:: Assignment ::
Repeat all of the data precisely.

[Items from an interface collection]
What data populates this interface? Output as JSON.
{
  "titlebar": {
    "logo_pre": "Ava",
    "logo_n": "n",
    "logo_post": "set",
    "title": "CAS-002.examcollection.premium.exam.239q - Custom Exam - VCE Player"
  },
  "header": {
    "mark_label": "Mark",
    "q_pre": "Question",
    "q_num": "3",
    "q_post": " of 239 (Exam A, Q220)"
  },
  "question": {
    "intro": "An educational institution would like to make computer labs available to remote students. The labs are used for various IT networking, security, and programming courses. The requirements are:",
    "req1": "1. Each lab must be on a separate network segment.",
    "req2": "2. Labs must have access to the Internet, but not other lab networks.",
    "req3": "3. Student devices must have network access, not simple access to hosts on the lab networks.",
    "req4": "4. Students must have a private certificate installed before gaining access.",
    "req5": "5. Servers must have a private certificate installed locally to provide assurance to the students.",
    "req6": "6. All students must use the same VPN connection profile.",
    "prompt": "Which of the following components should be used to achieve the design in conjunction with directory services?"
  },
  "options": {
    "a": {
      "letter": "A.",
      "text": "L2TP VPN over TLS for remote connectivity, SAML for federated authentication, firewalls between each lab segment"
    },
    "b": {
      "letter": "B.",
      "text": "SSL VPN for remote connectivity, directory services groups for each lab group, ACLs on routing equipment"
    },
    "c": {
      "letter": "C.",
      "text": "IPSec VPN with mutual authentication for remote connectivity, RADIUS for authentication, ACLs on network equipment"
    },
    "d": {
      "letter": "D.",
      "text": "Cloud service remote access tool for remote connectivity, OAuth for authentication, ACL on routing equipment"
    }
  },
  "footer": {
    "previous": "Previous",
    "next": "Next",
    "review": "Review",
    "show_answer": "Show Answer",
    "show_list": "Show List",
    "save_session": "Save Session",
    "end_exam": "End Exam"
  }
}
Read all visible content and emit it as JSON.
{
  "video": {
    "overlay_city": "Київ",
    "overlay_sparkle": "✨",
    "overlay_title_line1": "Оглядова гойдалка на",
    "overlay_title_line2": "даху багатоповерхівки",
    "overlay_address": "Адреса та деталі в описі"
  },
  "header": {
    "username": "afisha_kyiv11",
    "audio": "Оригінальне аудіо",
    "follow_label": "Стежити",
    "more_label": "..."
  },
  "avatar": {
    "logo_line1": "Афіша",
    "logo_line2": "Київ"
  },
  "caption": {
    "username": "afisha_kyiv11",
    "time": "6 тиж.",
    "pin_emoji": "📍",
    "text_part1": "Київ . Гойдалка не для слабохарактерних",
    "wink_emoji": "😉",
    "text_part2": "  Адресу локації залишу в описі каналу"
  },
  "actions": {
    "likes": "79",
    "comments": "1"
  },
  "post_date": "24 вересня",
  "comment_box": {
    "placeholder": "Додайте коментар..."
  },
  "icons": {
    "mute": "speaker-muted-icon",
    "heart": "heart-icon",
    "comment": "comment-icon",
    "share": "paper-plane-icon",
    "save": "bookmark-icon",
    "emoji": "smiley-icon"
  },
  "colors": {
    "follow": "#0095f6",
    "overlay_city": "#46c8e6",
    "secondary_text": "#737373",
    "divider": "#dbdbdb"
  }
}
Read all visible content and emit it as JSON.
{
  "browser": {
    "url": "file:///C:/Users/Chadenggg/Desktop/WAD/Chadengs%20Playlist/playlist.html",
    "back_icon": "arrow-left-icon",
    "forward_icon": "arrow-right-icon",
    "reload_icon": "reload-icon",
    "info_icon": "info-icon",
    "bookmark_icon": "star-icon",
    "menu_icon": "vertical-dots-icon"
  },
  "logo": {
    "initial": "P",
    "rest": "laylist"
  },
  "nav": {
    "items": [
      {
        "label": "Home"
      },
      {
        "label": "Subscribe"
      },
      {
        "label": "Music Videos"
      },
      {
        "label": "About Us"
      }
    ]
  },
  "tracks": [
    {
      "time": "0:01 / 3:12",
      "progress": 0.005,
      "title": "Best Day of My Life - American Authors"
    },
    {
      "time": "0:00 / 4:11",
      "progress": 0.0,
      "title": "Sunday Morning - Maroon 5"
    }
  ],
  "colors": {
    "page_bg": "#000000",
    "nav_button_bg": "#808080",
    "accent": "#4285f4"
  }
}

:: Result of this exercise ::
What data populates this interface? Output as JSON.
{
  "titlebar": {
    "logo_pre": "Ava",
    "logo_n": "n",
    "logo_post": "set",
    "title": "CAS-002.examcollection.premium.exam.239q - Custom Exam - VCE Player"
  },
  "header": {
    "mark_label": "Mark",
    "q_pre": "Question",
    "q_num": "3",
    "q_post": " of 239 (Exam A, Q220)"
  },
  "question": {
    "intro": "An educational institution would like to make computer labs available to remote students. The labs are used for various IT networking, security, and programming courses. The requirements are:",
    "req1": "1. Each lab must be on a separate network segment.",
    "req2": "2. Labs must have access to the Internet, but not other lab networks.",
    "req3": "3. Student devices must have network access, not simple access to hosts on the lab networks.",
    "req4": "4. Students must have a private certificate installed before gaining access.",
    "req5": "5. Servers must have a private certificate installed locally to provide assurance to the students.",
    "req6": "6. All students must use the same VPN connection profile.",
    "prompt": "Which of the following components should be used to achieve the design in conjunction with directory services?"
  },
  "options": {
    "a": {
      "letter": "A.",
      "text": "L2TP VPN over TLS for remote connectivity, SAML for federated authentication, firewalls between each lab segment"
    },
    "b": {
      "letter": "B.",
      "text": "SSL VPN for remote connectivity, directory services groups for each lab group, ACLs on routing equipment"
    },
    "c": {
      "letter": "C.",
      "text": "IPSec VPN with mutual authentication for remote connectivity, RADIUS for authentication, ACLs on network equipment"
    },
    "d": {
      "letter": "D.",
      "text": "Cloud service remote access tool for remote connectivity, OAuth for authentication, ACL on routing equipment"
    }
  },
  "footer": {
    "previous": "Previous",
    "next": "Next",
    "review": "Review",
    "show_answer": "Show Answer",
    "show_list": "Show List",
    "save_session": "Save Session",
    "end_exam": "End Exam"
  }
}
Read all visible content and emit it as JSON.
{
  "video": {
    "overlay_city": "Київ",
    "overlay_sparkle": "✨",
    "overlay_title_line1": "Оглядова гойдалка на",
    "overlay_title_line2": "даху багатоповерхівки",
    "overlay_address": "Адреса та деталі в описі"
  },
  "header": {
    "username": "afisha_kyiv11",
    "audio": "Оригінальне аудіо",
    "follow_label": "Стежити",
    "more_label": "..."
  },
  "avatar": {
    "logo_line1": "Афіша",
    "logo_line2": "Київ"
  },
  "caption": {
    "username": "afisha_kyiv11",
    "time": "6 тиж.",
    "pin_emoji": "📍",
    "text_part1": "Київ . Гойдалка не для слабохарактерних",
    "wink_emoji": "😉",
    "text_part2": "  Адресу локації залишу в описі каналу"
  },
  "actions": {
    "likes": "79",
    "comments": "1"
  },
  "post_date": "24 вересня",
  "comment_box": {
    "placeholder": "Додайте коментар..."
  },
  "icons": {
    "mute": "speaker-muted-icon",
    "heart": "heart-icon",
    "comment": "comment-icon",
    "share": "paper-plane-icon",
    "save": "bookmark-icon",
    "emoji": "smiley-icon"
  },
  "colors": {
    "follow": "#0095f6",
    "overlay_city": "#46c8e6",
    "secondary_text": "#737373",
    "divider": "#dbdbdb"
  }
}
Read all visible content and emit it as JSON.
{
  "browser": {
    "url": "file:///C:/Users/Chadenggg/Desktop/WAD/Chadengs%20Playlist/playlist.html",
    "back_icon": "arrow-left-icon",
    "forward_icon": "arrow-right-icon",
    "reload_icon": "reload-icon",
    "info_icon": "info-icon",
    "bookmark_icon": "star-icon",
    "menu_icon": "vertical-dots-icon"
  },
  "logo": {
    "initial": "P",
    "rest": "laylist"
  },
  "nav": {
    "items": [
      {
        "label": "Home"
      },
      {
        "label": "Subscribe"
      },
      {
        "label": "Music Videos"
      },
      {
        "label": "About Us"
      }
    ]
  },
  "tracks": [
    {
      "time": "0:01 / 3:12",
      "progress": 0.005,
      "title": "Best Day of My Life - American Authors"
    },
    {
      "time": "0:00 / 4:11",
      "progress": 0.0,
      "title": "Sunday Morning - Maroon 5"
    }
  ],
  "colors": {
    "page_bg": "#000000",
    "nav_button_bg": "#808080",
    "accent": "#4285f4"
  }
}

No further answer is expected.